- Radio galaxy
- STScI. Hubble Provides Multiple Views of How to Feed a Black Hole. Press release: Space Telescope Science Institute. March 14, 1998.
- Chandra X-Ray Observatory Photo Album Centaurus A Jet
|Wikimedia Commons has media related to Centaurus A.|
- Helmut Steinle Centaurus A project
- SEDS: Peculiar Galaxy NGC 5128
- ESA/Hubble images of Centaurus A
- NASA's APOD: The Galaxy Within Centaurus A (3/4/06)
- NASA's APOD: X-Rays from an Active Galaxy (7/5/03)

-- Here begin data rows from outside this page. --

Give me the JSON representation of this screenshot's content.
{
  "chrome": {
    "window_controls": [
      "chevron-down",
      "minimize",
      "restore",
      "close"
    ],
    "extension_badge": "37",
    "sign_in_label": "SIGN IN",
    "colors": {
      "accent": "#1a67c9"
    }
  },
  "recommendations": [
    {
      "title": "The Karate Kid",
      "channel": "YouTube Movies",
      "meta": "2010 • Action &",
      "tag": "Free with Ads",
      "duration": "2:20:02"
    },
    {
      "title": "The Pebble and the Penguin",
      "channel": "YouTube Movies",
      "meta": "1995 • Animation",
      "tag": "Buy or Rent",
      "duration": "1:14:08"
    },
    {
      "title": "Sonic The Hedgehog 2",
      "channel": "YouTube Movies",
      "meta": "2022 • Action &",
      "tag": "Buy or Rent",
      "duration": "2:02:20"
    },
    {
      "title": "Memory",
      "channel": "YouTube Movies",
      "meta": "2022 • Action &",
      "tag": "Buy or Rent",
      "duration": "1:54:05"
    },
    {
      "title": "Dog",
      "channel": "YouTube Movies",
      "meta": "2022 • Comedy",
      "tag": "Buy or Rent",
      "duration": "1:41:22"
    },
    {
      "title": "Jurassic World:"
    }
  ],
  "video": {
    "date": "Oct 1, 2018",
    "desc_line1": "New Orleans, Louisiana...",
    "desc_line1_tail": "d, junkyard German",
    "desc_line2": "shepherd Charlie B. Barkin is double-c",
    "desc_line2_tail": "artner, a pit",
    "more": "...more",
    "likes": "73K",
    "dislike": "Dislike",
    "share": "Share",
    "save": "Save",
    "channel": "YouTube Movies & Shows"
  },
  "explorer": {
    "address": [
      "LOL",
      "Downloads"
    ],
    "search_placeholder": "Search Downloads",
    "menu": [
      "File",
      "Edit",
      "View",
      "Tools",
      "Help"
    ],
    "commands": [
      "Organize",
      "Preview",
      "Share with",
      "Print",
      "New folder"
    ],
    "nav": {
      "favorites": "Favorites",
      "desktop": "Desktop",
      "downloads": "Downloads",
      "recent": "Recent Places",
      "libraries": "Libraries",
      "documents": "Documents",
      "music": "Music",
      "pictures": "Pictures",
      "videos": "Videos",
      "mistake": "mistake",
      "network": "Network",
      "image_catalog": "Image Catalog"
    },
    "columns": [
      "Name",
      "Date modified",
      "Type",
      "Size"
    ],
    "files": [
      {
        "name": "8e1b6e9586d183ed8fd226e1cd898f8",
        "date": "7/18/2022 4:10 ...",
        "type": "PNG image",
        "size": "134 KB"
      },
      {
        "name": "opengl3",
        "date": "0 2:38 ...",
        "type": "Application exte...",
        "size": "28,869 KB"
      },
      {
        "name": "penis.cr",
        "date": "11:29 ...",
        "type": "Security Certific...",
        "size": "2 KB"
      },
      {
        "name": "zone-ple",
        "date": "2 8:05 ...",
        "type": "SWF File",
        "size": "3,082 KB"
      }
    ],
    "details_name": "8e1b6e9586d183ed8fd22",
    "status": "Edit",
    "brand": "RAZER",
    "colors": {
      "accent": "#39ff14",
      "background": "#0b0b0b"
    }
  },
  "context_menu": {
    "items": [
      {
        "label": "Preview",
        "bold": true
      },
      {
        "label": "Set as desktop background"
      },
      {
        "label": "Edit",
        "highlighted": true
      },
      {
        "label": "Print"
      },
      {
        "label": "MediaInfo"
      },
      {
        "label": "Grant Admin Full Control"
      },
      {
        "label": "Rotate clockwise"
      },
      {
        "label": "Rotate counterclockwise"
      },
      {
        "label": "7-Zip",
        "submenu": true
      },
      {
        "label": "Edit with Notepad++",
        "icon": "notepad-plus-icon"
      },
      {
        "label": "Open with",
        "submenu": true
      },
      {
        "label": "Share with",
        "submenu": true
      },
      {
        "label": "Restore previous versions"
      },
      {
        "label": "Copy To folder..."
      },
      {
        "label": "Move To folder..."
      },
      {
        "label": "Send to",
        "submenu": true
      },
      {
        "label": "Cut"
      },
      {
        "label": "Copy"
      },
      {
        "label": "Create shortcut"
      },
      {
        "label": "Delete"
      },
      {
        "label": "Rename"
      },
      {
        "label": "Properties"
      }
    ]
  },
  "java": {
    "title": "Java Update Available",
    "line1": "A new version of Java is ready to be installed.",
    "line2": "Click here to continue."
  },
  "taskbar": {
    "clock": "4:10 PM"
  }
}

- High-resolution image of Centaurus A showing the discrete elements of galactic core
- Centaurus A at UniverseToday.com
- NGC5128 Centaurus A
- NGC 5128 at DOCdb (Deep Sky Observer's Companion)
- Centaurus A on WikiSky: DSS2, SDSS, GALEX, IRAS, Hydrogen α, X-Ray, Astrophoto, Sky Map, Articles and images
- Centaurus A at Constellation Guide